→ What to work on
Would you give the number of lines in the entries that contain the word "JSON"? Nothing else is needed.

▼▼▼

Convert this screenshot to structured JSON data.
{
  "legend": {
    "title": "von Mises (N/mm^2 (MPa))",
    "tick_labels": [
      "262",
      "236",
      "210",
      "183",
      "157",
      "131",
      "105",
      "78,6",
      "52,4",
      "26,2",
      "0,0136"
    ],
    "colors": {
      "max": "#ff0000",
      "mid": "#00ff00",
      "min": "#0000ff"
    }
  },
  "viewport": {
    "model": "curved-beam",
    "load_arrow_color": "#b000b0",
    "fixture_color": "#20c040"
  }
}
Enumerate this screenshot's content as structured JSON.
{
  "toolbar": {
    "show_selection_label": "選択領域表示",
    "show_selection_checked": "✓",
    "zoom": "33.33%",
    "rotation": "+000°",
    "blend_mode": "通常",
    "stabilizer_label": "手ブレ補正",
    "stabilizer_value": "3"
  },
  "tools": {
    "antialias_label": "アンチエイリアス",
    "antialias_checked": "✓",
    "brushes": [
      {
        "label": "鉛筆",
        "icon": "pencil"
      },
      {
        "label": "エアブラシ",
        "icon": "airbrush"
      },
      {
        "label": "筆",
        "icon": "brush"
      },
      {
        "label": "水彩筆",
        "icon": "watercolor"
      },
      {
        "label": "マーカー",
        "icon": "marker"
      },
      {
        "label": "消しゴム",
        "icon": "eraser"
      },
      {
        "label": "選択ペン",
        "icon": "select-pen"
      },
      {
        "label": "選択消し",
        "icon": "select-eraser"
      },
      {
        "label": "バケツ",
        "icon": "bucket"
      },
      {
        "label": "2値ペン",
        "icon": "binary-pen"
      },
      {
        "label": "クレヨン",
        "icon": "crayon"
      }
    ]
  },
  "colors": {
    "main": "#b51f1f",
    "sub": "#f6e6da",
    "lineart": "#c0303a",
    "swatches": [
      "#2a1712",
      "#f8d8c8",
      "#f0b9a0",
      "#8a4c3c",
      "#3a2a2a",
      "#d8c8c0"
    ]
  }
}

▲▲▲
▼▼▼

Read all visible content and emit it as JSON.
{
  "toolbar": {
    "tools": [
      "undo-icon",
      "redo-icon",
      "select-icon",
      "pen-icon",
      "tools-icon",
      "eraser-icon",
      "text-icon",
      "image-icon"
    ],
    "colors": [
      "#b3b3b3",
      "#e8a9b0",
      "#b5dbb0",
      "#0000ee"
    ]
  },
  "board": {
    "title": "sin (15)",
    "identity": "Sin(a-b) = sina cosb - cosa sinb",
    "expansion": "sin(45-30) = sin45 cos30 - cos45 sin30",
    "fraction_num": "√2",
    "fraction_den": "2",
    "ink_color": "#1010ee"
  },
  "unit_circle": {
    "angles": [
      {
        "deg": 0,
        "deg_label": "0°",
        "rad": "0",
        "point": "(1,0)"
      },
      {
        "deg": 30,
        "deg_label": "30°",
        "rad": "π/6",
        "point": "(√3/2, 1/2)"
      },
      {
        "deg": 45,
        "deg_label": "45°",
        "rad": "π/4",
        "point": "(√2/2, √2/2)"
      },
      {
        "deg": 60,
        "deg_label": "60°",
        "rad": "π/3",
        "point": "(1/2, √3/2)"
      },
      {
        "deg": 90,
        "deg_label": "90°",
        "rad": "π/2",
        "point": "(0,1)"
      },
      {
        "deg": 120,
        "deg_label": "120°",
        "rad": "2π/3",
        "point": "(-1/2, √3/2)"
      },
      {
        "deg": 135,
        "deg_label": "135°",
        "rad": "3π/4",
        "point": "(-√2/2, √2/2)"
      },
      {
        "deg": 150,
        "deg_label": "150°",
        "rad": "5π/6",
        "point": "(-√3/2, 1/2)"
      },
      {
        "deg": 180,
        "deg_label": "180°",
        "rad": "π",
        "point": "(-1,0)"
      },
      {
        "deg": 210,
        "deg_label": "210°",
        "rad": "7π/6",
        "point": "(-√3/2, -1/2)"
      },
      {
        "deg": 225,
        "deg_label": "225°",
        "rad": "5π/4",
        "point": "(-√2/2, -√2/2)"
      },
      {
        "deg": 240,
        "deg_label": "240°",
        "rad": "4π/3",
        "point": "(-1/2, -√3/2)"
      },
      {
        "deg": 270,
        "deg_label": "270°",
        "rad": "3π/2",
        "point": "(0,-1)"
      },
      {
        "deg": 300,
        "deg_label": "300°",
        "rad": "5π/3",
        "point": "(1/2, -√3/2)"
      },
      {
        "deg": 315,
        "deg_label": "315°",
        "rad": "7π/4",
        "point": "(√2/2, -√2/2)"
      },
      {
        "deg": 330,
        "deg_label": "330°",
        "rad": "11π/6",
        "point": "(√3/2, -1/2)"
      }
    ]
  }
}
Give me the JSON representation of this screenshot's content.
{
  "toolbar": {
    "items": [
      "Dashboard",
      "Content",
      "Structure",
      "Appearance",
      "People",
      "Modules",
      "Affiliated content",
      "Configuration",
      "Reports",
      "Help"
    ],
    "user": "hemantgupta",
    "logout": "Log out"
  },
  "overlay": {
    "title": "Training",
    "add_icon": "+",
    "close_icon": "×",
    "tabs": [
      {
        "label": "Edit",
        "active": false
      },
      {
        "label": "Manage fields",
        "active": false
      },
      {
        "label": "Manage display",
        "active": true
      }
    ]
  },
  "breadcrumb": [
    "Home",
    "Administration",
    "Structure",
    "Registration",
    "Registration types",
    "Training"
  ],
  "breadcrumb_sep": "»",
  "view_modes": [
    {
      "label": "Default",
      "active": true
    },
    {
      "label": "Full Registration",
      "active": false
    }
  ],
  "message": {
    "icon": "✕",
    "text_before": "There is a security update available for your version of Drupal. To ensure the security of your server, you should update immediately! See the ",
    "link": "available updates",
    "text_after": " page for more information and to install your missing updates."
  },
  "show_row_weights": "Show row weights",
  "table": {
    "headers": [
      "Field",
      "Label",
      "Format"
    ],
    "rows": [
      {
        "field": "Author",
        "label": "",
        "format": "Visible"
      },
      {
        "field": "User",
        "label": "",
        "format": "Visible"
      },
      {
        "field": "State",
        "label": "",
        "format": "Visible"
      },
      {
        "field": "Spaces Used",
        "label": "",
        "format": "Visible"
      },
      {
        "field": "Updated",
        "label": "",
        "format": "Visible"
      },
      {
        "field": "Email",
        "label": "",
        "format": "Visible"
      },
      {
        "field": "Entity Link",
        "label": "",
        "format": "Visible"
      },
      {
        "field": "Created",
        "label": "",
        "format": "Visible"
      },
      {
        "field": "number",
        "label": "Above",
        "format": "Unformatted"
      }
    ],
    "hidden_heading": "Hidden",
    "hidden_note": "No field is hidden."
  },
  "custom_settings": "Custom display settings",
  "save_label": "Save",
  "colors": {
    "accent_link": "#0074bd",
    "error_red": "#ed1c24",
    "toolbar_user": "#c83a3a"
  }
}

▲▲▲

→ Solution below
4